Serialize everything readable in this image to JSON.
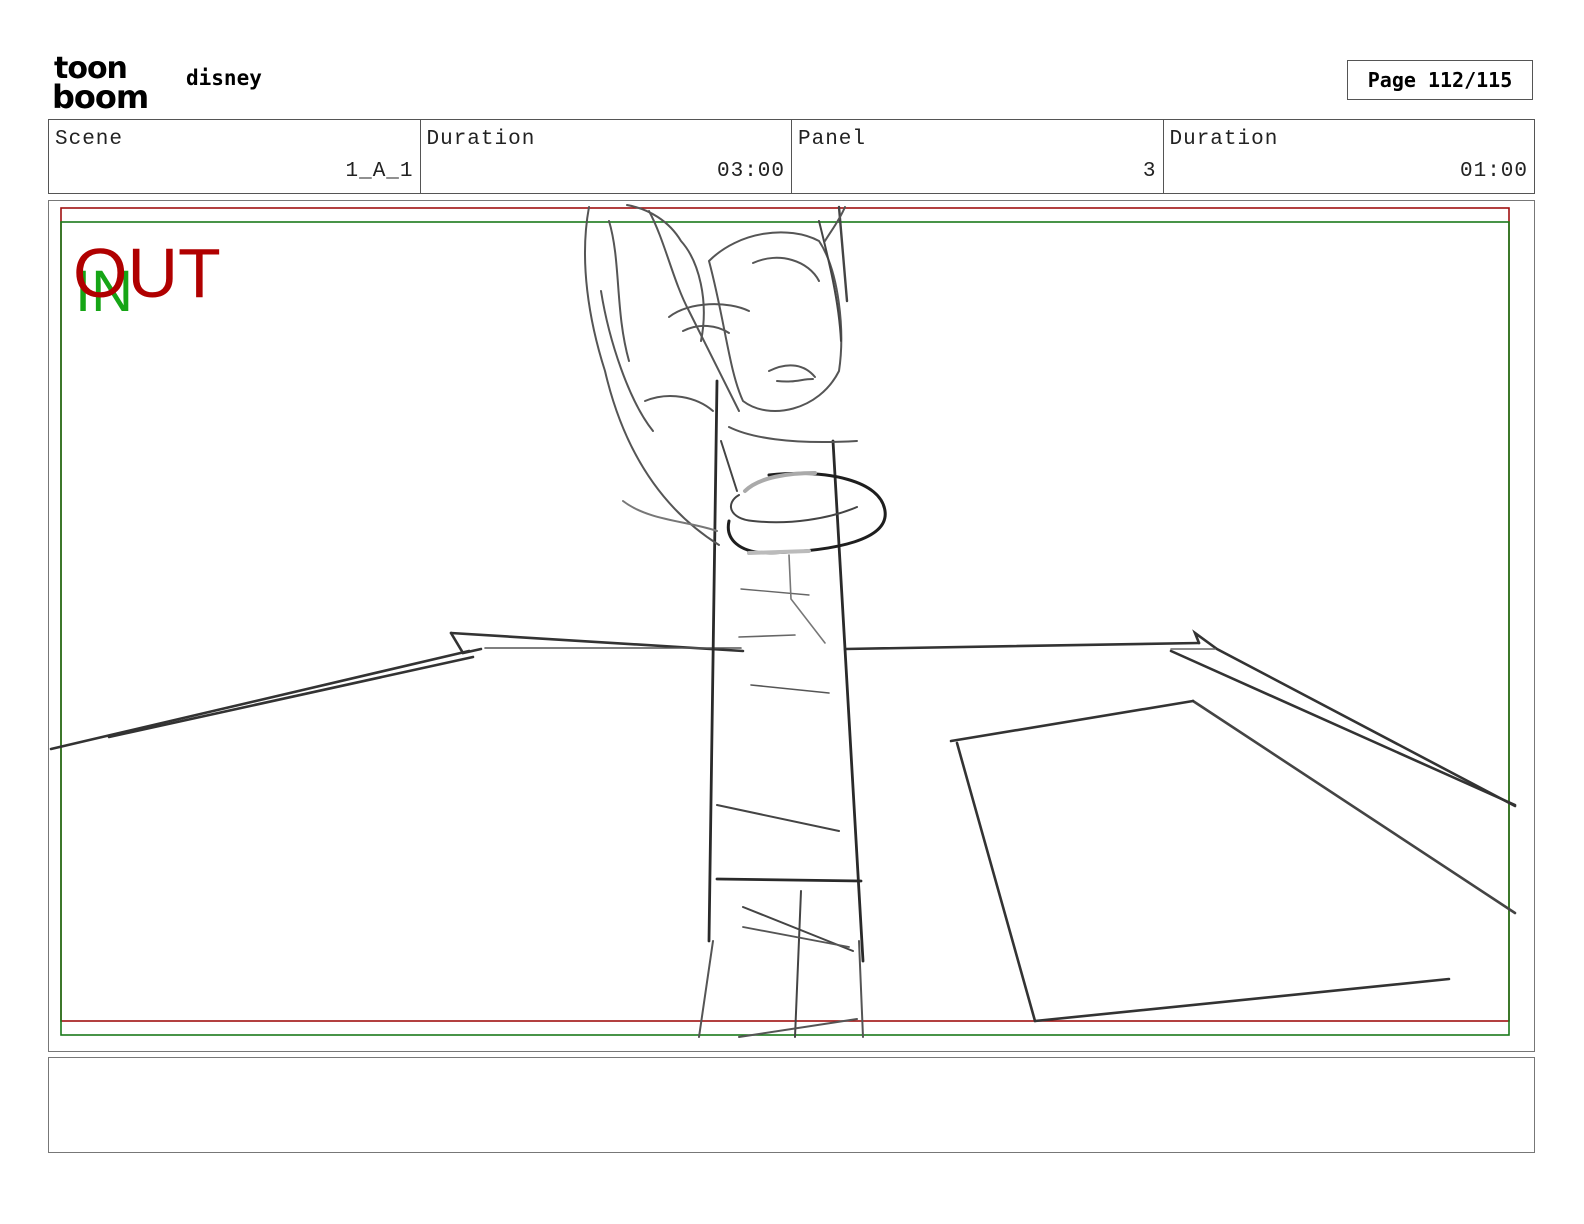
{
  "header": {
    "logo_top": "toon",
    "logo_bottom": "boom",
    "project_name": "disney",
    "page_label": "Page 112/115"
  },
  "info": {
    "scene_label": "Scene",
    "scene_value": "1_A_1",
    "scene_duration_label": "Duration",
    "scene_duration_value": "03:00",
    "panel_label": "Panel",
    "panel_value": "3",
    "panel_duration_label": "Duration",
    "panel_duration_value": "01:00"
  },
  "panel": {
    "overlay_out": "OUT",
    "overlay_in": "IN",
    "out_color": "#b00000",
    "in_color": "#16a516"
  },
  "notes": {
    "text": ""
  }
}
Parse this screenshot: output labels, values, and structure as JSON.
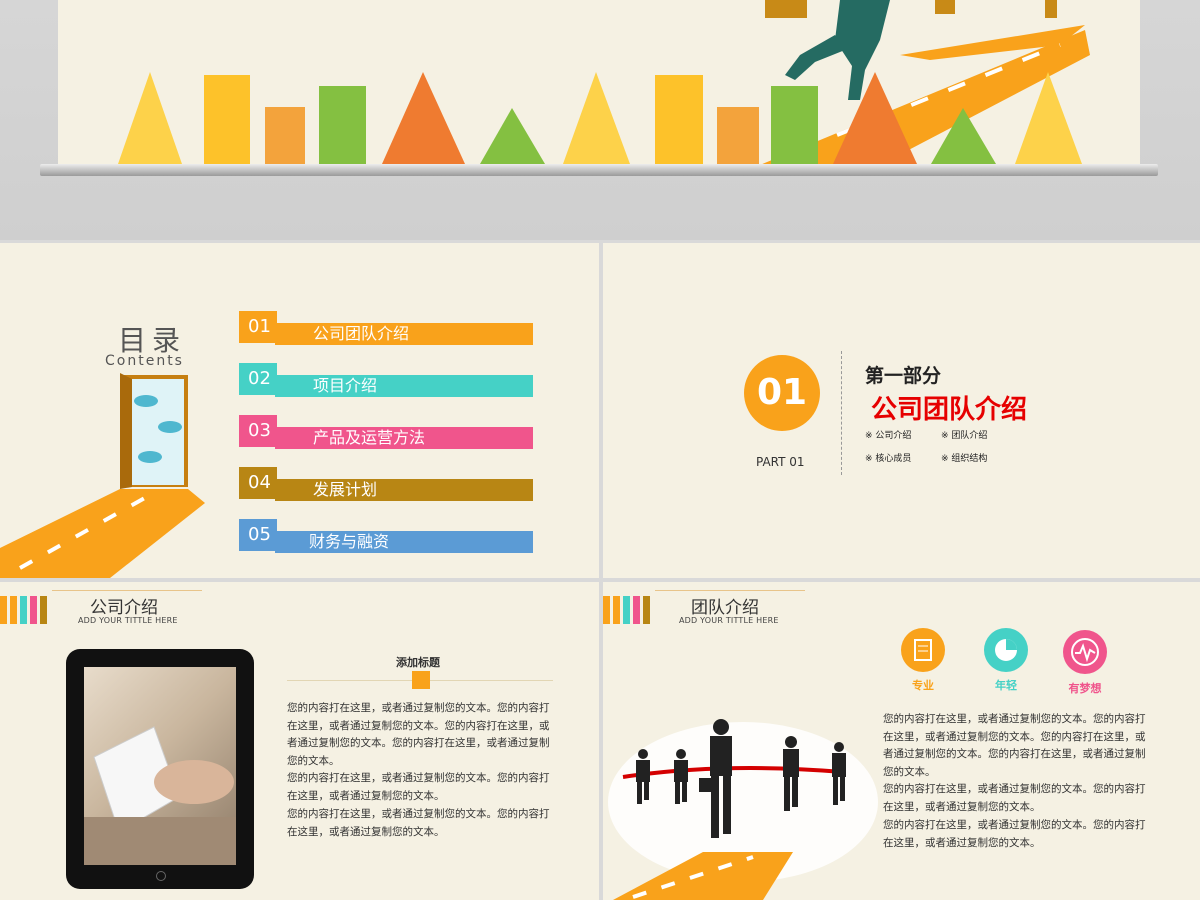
{
  "toc": {
    "title": "目录",
    "subtitle": "Contents",
    "items": [
      {
        "num": "01",
        "label": "公司团队介绍",
        "color": "#f9a21b"
      },
      {
        "num": "02",
        "label": "项目介绍",
        "color": "#45d1c6"
      },
      {
        "num": "03",
        "label": "产品及运营方法",
        "color": "#f0558c"
      },
      {
        "num": "04",
        "label": "发展计划",
        "color": "#b88614"
      },
      {
        "num": "05",
        "label": "财务与融资",
        "color": "#5b9bd5"
      }
    ]
  },
  "section": {
    "number": "01",
    "part": "PART 01",
    "heading": "第一部分",
    "title": "公司团队介绍",
    "bullets": [
      "※ 公司介绍",
      "※ 团队介绍",
      "※ 核心成员",
      "※ 组织结构"
    ]
  },
  "company": {
    "title": "公司介绍",
    "subtitle": "ADD YOUR TITTLE HERE",
    "add_title": "添加标题",
    "paragraphs": [
      "您的内容打在这里，或者通过复制您的文本。您的内容打在这里，或者通过复制您的文本。您的内容打在这里，或者通过复制您的文本。您的内容打在这里，或者通过复制您的文本。",
      "您的内容打在这里，或者通过复制您的文本。您的内容打在这里，或者通过复制您的文本。",
      "您的内容打在这里，或者通过复制您的文本。您的内容打在这里，或者通过复制您的文本。"
    ]
  },
  "team": {
    "title": "团队介绍",
    "subtitle": "ADD YOUR TITTLE HERE",
    "features": [
      {
        "label": "专业",
        "color": "#f9a21b",
        "icon": "document-icon"
      },
      {
        "label": "年轻",
        "color": "#45d1c6",
        "icon": "pie-chart-icon"
      },
      {
        "label": "有梦想",
        "color": "#f0558c",
        "icon": "heartbeat-icon"
      }
    ],
    "paragraphs": [
      "您的内容打在这里，或者通过复制您的文本。您的内容打在这里，或者通过复制您的文本。您的内容打在这里，或者通过复制您的文本。您的内容打在这里，或者通过复制您的文本。",
      "您的内容打在这里，或者通过复制您的文本。您的内容打在这里，或者通过复制您的文本。",
      "您的内容打在这里，或者通过复制您的文本。您的内容打在这里，或者通过复制您的文本。"
    ]
  }
}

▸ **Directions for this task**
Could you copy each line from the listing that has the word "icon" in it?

▸ **Completed task**
        "icon": "document-icon"
        "icon": "pie-chart-icon"
        "icon": "heartbeat-icon"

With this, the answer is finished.